*** GIVEN DATA ***
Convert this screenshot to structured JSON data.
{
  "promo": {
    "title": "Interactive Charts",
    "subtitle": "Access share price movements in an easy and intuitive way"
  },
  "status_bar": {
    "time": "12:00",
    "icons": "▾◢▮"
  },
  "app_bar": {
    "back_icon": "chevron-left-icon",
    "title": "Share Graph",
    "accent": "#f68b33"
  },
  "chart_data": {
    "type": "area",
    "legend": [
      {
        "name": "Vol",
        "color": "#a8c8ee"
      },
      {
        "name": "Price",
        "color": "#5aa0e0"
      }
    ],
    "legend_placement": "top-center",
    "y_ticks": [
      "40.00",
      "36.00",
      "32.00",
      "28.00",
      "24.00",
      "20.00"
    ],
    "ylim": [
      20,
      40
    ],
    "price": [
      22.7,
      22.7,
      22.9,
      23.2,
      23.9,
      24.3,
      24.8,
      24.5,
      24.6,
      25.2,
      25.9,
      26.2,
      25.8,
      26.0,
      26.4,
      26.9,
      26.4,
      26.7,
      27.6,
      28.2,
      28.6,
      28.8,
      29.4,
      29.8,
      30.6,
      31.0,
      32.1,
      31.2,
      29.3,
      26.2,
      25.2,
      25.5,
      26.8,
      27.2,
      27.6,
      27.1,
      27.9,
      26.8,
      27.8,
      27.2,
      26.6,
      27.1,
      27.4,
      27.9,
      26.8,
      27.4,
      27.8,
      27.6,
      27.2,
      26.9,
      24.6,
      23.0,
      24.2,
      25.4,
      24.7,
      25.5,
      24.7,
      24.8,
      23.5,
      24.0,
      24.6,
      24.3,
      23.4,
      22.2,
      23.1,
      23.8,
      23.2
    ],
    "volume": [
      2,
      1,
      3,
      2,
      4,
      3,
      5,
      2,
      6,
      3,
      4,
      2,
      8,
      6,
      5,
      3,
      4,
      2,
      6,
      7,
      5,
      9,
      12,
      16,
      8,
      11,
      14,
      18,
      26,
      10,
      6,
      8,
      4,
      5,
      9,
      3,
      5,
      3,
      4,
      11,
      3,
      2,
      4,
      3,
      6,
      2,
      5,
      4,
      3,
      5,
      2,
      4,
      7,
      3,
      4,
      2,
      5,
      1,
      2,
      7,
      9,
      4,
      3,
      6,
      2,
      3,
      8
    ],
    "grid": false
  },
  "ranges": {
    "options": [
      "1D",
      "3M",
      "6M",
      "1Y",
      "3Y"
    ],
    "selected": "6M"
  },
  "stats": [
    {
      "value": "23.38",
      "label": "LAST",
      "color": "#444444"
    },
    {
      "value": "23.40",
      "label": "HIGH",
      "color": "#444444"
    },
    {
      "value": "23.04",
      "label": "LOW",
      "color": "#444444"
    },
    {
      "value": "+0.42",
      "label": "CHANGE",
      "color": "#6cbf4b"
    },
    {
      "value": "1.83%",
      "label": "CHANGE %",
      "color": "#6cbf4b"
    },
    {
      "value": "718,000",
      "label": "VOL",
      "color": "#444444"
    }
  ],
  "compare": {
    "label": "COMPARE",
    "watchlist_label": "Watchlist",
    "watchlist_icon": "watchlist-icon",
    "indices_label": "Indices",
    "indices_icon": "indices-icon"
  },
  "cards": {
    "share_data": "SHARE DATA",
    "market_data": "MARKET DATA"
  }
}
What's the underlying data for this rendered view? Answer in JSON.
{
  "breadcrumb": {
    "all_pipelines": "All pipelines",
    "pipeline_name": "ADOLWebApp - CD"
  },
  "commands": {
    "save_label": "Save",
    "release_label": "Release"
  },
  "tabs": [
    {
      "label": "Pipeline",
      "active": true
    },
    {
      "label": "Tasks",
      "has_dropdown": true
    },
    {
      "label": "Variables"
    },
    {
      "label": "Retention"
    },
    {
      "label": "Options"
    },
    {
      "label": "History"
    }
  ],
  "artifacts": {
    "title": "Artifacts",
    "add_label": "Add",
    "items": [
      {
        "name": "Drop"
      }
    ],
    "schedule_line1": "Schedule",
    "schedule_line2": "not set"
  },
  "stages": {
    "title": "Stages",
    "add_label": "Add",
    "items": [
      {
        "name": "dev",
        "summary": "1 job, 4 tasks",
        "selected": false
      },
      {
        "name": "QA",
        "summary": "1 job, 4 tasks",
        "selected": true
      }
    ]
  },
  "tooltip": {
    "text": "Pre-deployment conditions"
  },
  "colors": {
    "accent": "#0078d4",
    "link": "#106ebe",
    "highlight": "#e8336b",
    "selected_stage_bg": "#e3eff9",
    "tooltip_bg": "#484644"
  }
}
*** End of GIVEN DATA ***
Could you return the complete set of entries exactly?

Convert this screenshot to structured JSON data.
{
  "promo": {
    "title": "Interactive Charts",
    "subtitle": "Access share price movements in an easy and intuitive way"
  },
  "status_bar": {
    "time": "12:00",
    "icons": "▾◢▮"
  },
  "app_bar": {
    "back_icon": "chevron-left-icon",
    "title": "Share Graph",
    "accent": "#f68b33"
  },
  "chart_data": {
    "type": "area",
    "legend": [
      {
        "name": "Vol",
        "color": "#a8c8ee"
      },
      {
        "name": "Price",
        "color": "#5aa0e0"
      }
    ],
    "legend_placement": "top-center",
    "y_ticks": [
      "40.00",
      "36.00",
      "32.00",
      "28.00",
      "24.00",
      "20.00"
    ],
    "ylim": [
      20,
      40
    ],
    "price": [
      22.7,
      22.7,
      22.9,
      23.2,
      23.9,
      24.3,
      24.8,
      24.5,
      24.6,
      25.2,
      25.9,
      26.2,
      25.8,
      26.0,
      26.4,
      26.9,
      26.4,
      26.7,
      27.6,
      28.2,
      28.6,
      28.8,
      29.4,
      29.8,
      30.6,
      31.0,
      32.1,
      31.2,
      29.3,
      26.2,
      25.2,
      25.5,
      26.8,
      27.2,
      27.6,
      27.1,
      27.9,
      26.8,
      27.8,
      27.2,
      26.6,
      27.1,
      27.4,
      27.9,
      26.8,
      27.4,
      27.8,
      27.6,
      27.2,
      26.9,
      24.6,
      23.0,
      24.2,
      25.4,
      24.7,
      25.5,
      24.7,
      24.8,
      23.5,
      24.0,
      24.6,
      24.3,
      23.4,
      22.2,
      23.1,
      23.8,
      23.2
    ],
    "volume": [
      2,
      1,
      3,
      2,
      4,
      3,
      5,
      2,
      6,
      3,
      4,
      2,
      8,
      6,
      5,
      3,
      4,
      2,
      6,
      7,
      5,
      9,
      12,
      16,
      8,
      11,
      14,
      18,
      26,
      10,
      6,
      8,
      4,
      5,
      9,
      3,
      5,
      3,
      4,
      11,
      3,
      2,
      4,
      3,
      6,
      2,
      5,
      4,
      3,
      5,
      2,
      4,
      7,
      3,
      4,
      2,
      5,
      1,
      2,
      7,
      9,
      4,
      3,
      6,
      2,
      3,
      8
    ],
    "grid": false
  },
  "ranges": {
    "options": [
      "1D",
      "3M",
      "6M",
      "1Y",
      "3Y"
    ],
    "selected": "6M"
  },
  "stats": [
    {
      "value": "23.38",
      "label": "LAST",
      "color": "#444444"
    },
    {
      "value": "23.40",
      "label": "HIGH",
      "color": "#444444"
    },
    {
      "value": "23.04",
      "label": "LOW",
      "color": "#444444"
    },
    {
      "value": "+0.42",
      "label": "CHANGE",
      "color": "#6cbf4b"
    },
    {
      "value": "1.83%",
      "label": "CHANGE %",
      "color": "#6cbf4b"
    },
    {
      "value": "718,000",
      "label": "VOL",
      "color": "#444444"
    }
  ],
  "compare": {
    "label": "COMPARE",
    "watchlist_label": "Watchlist",
    "watchlist_icon": "watchlist-icon",
    "indices_label": "Indices",
    "indices_icon": "indices-icon"
  },
  "cards": {
    "share_data": "SHARE DATA",
    "market_data": "MARKET DATA"
  }
}
What's the underlying data for this rendered view? Answer in JSON.
{
  "breadcrumb": {
    "all_pipelines": "All pipelines",
    "pipeline_name": "ADOLWebApp - CD"
  },
  "commands": {
    "save_label": "Save",
    "release_label": "Release"
  },
  "tabs": [
    {
      "label": "Pipeline",
      "active": true
    },
    {
      "label": "Tasks",
      "has_dropdown": true
    },
    {
      "label": "Variables"
    },
    {
      "label": "Retention"
    },
    {
      "label": "Options"
    },
    {
      "label": "History"
    }
  ],
  "artifacts": {
    "title": "Artifacts",
    "add_label": "Add",
    "items": [
      {
        "name": "Drop"
      }
    ],
    "schedule_line1": "Schedule",
    "schedule_line2": "not set"
  },
  "stages": {
    "title": "Stages",
    "add_label": "Add",
    "items": [
      {
        "name": "dev",
        "summary": "1 job, 4 tasks",
        "selected": false
      },
      {
        "name": "QA",
        "summary": "1 job, 4 tasks",
        "selected": true
      }
    ]
  },
  "tooltip": {
    "text": "Pre-deployment conditions"
  },
  "colors": {
    "accent": "#0078d4",
    "link": "#106ebe",
    "highlight": "#e8336b",
    "selected_stage_bg": "#e3eff9",
    "tooltip_bg": "#484644"
  }
}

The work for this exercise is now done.